Our focus now turns to the potential of record lows tonight. Many areas may wake up to thermometer readings below zero.
2009 might not be the best year for the economy but economic experts say we could see things turn around in Kentucky by the end of the year.
The collapse of the housing market brought everything down with it, according to University of Kentucky Economic Professor Ken Troske.
He says we simply built more houses than we needed as a nation. In Kentucky he says things are different, "It's taking longer to sell your house but your getting what you would have gotten a year ago."
Housing might be Dr. Troske's reason for the economic collapse, but its effects are far reaching and those effects are being felt in the bluegrass state.
Justine Detzel, the State's Chief Market Analyst, says the unemployment rate for the state rose nearly a full percentage point from 2007 to 2008.
"The rise is very significant, not something you'd observe year to year," She says. She also adds you can expect that number to rise in the near future.
Both experts say, even if the country and state begin to show signs of an economic recovery, the unemployment rate could lag behind, meaning more days of layoffs and uncertainty before we turn the corner.
Now for some good news. Dr. Troske says lower fuel prices will lead to lower food prices and slowly but surely he anticipates the economy to work itself out of this recession.

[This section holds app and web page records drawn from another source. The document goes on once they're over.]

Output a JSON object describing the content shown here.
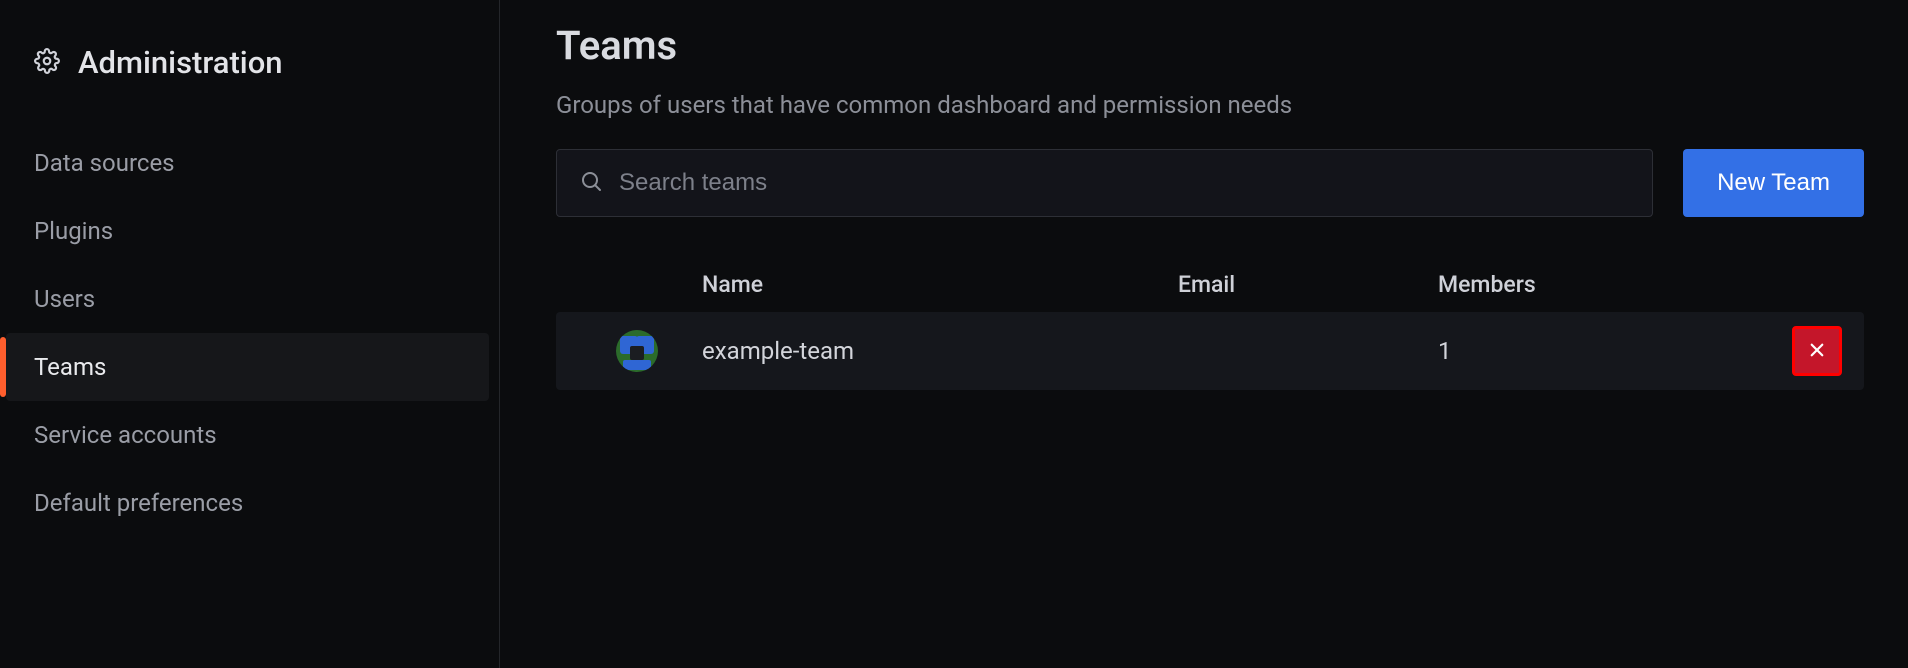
{
  "sidebar": {
    "title": "Administration",
    "items": [
      {
        "label": "Data sources",
        "active": false
      },
      {
        "label": "Plugins",
        "active": false
      },
      {
        "label": "Users",
        "active": false
      },
      {
        "label": "Teams",
        "active": true
      },
      {
        "label": "Service accounts",
        "active": false
      },
      {
        "label": "Default preferences",
        "active": false
      }
    ]
  },
  "page": {
    "title": "Teams",
    "subtitle": "Groups of users that have common dashboard and permission needs"
  },
  "search": {
    "placeholder": "Search teams",
    "value": ""
  },
  "buttons": {
    "new_team": "New Team"
  },
  "table": {
    "columns": {
      "name": "Name",
      "email": "Email",
      "members": "Members"
    },
    "rows": [
      {
        "name": "example-team",
        "email": "",
        "members": "1"
      }
    ]
  }
}
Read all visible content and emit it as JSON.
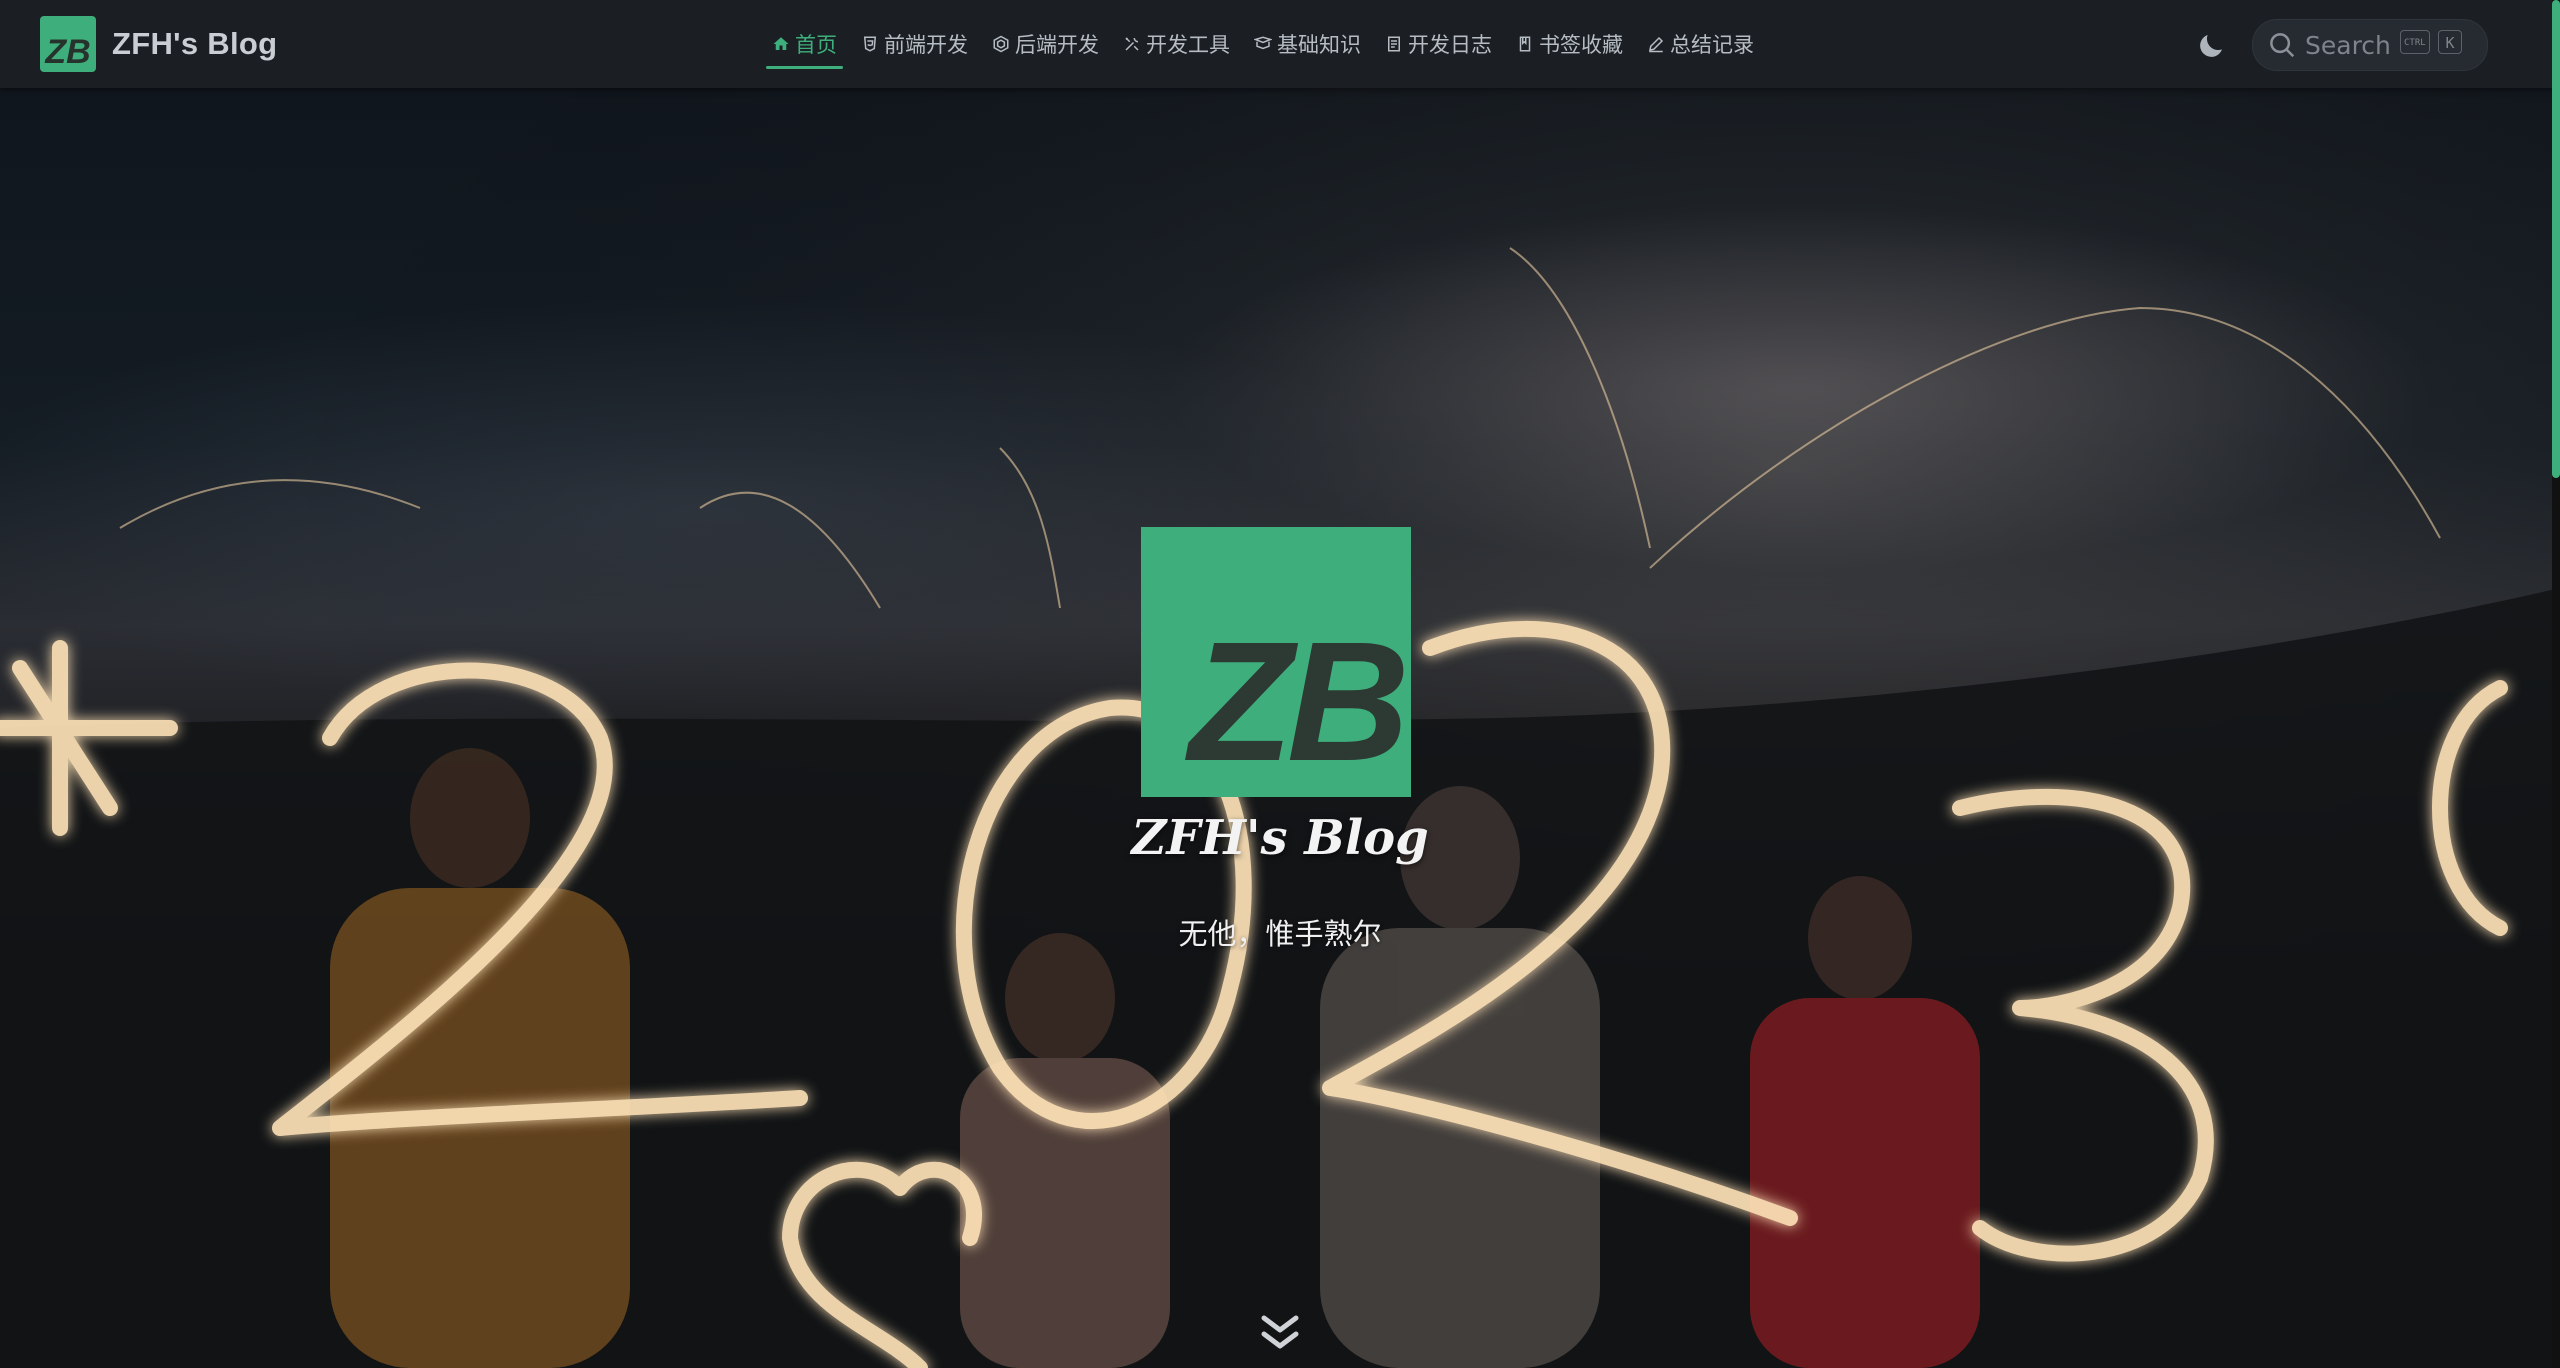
{
  "navbar": {
    "brand_logo_text": "ZB",
    "brand_title": "ZFH's Blog",
    "items": [
      {
        "label": "首页",
        "icon": "home-icon",
        "active": true
      },
      {
        "label": "前端开发",
        "icon": "html5-icon",
        "active": false
      },
      {
        "label": "后端开发",
        "icon": "hexagon-icon",
        "active": false
      },
      {
        "label": "开发工具",
        "icon": "tools-icon",
        "active": false
      },
      {
        "label": "基础知识",
        "icon": "book-icon",
        "active": false
      },
      {
        "label": "开发日志",
        "icon": "notes-icon",
        "active": false
      },
      {
        "label": "书签收藏",
        "icon": "bookmark-icon",
        "active": false
      },
      {
        "label": "总结记录",
        "icon": "pen-icon",
        "active": false
      }
    ],
    "theme_toggle_icon": "moon-icon",
    "search": {
      "placeholder": "Search",
      "kbd_ctrl": "CTRL",
      "kbd_k": "K"
    }
  },
  "hero": {
    "logo_text": "ZB",
    "title": "ZFH's Blog",
    "tagline": "无他，惟手熟尔",
    "scroll_icon": "chevron-double-down-icon",
    "background": "night sparkler photo spelling 2023"
  },
  "colors": {
    "accent": "#3eaf7c",
    "navbar_bg": "#1b1f24",
    "text": "#b6bcc4"
  }
}
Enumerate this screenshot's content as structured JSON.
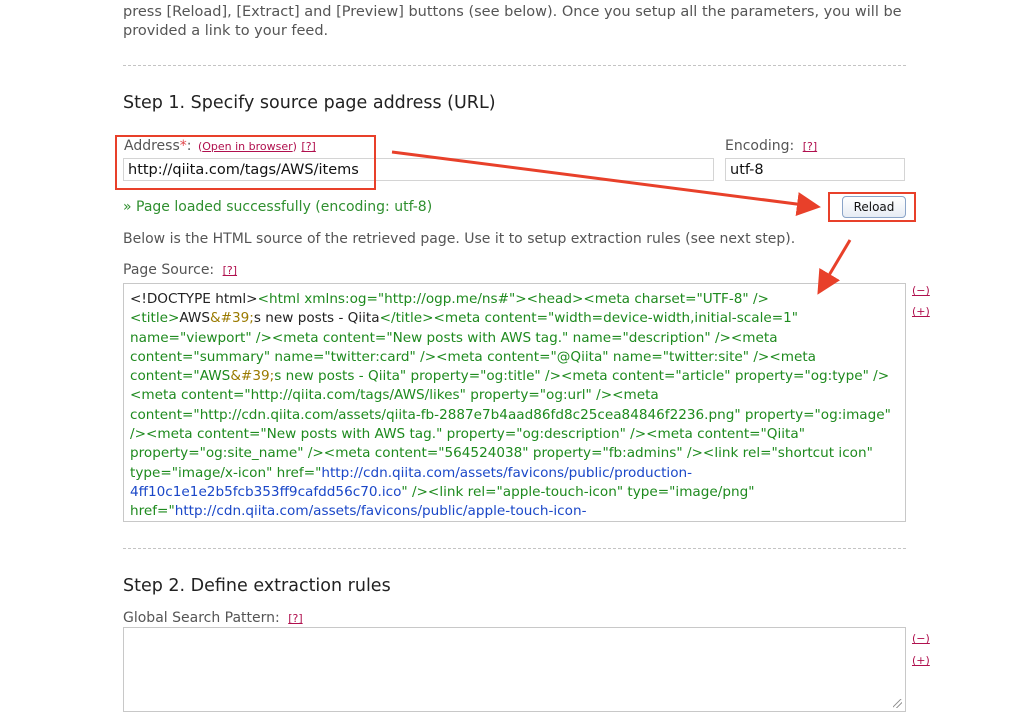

He also says we will have to be patient; it could be the end of 2009 until the recovery process begins.